- Linearly interpolate the data to derive a value for the data gap prior to calculating the returns
- Exclude the observations on the dates where one data series has a gap, but the other doesn't prior to calculating the returns (note: this results in fewer observations for the non-gapped series)
The tool will default to "excluding" data where gaps are identified. You can adjust this setting from the settings menu on the right toolbar.
Click on the "gear" to find the settings for Data Gaps
Let’s say you a Pearson correlation of the logarithmic returns for the previous 180 days. This number means “in the 180 days leading up to the point on the chart you’re looking at, the two assets that you have selected had co-movement in their daily returns of a magnitude corresponding to x.” If x is 1, their daily returns were perfectly positively correlated in the 180-day period leading up to the date where you observe the coefficient of 1. If x is 0.3, their returns moved together more often than not, but they weren’t particularly closely linked.
Attempting to predict the future by looking at historical returns is always somewhat fraught. There’s no guarantee that a historical correlation will persist into the future. Because of this, we recommend looking for useful correlations over longer periods.
Things that should grab your attention:
- 1.Very positive correlations between two assets, especially over longer periods of time. Consistently high correlations deserve investigation.
- 2.Persistent negative correlations of any sort are tremendously interesting, albeit rare. The strength of the signal increases with the quantity of historical evidence.
Be aware that different market phases exist. Longstanding correlations can break down during certain market conditions.
Try to discern when your correlation analysis holds little explanatory power. Avoid mistaking noise for signal. And use this tool with caution.
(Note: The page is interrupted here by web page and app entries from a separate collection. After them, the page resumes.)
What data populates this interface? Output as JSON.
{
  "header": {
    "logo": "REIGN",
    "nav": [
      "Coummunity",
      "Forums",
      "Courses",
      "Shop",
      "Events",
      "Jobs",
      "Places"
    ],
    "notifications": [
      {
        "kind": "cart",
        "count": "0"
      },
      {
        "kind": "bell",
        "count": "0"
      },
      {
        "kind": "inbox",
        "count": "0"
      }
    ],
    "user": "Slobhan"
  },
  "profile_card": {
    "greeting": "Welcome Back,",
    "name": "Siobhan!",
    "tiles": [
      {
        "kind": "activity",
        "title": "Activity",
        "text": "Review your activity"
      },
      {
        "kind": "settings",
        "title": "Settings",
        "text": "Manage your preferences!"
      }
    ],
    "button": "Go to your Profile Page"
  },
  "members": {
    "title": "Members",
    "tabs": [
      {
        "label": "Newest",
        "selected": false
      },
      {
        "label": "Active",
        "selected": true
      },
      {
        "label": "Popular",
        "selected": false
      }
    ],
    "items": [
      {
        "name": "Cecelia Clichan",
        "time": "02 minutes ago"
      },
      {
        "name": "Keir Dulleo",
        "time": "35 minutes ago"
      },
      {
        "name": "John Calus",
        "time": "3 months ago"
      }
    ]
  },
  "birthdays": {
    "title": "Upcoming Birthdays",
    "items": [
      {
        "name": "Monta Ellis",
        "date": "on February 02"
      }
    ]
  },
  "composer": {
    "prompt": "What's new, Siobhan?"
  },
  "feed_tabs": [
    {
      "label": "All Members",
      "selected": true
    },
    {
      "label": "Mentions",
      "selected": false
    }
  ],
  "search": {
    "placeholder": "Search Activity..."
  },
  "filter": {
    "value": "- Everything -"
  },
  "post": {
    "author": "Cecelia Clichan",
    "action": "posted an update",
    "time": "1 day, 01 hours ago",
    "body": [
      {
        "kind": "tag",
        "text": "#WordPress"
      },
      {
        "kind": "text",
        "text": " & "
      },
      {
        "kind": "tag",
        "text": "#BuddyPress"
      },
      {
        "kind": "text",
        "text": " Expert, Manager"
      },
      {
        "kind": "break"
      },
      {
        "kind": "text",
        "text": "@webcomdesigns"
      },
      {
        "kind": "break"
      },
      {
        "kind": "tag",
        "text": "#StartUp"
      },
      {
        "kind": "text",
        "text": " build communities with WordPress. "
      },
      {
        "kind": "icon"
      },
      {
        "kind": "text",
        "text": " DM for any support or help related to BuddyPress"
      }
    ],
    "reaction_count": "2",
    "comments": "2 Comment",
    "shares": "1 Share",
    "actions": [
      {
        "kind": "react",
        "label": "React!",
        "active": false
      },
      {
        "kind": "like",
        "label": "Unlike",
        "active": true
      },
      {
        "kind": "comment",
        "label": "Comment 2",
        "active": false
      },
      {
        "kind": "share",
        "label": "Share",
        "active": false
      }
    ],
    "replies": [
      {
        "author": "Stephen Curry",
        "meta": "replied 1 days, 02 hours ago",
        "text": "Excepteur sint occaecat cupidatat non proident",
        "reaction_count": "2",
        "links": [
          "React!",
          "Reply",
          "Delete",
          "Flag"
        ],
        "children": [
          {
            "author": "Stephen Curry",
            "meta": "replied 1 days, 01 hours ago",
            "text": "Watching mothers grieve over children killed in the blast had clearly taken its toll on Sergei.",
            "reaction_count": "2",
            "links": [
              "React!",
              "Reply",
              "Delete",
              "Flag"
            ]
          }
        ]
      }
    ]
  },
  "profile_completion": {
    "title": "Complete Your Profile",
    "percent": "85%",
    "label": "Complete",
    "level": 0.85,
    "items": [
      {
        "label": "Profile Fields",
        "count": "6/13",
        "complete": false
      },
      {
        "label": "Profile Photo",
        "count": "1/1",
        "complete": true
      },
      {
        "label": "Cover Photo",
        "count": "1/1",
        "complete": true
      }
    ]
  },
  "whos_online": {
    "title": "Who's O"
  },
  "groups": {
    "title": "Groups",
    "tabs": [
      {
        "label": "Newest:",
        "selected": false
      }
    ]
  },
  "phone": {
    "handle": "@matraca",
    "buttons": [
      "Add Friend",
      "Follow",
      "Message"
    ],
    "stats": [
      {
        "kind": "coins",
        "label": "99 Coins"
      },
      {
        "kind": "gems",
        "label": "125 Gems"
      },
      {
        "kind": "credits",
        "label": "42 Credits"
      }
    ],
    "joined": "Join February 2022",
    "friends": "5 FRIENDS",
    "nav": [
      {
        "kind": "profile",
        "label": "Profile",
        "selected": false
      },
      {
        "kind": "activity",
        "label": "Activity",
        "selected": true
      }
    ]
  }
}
It’s also worth reading more about the statistical underpinnings of correlation measures.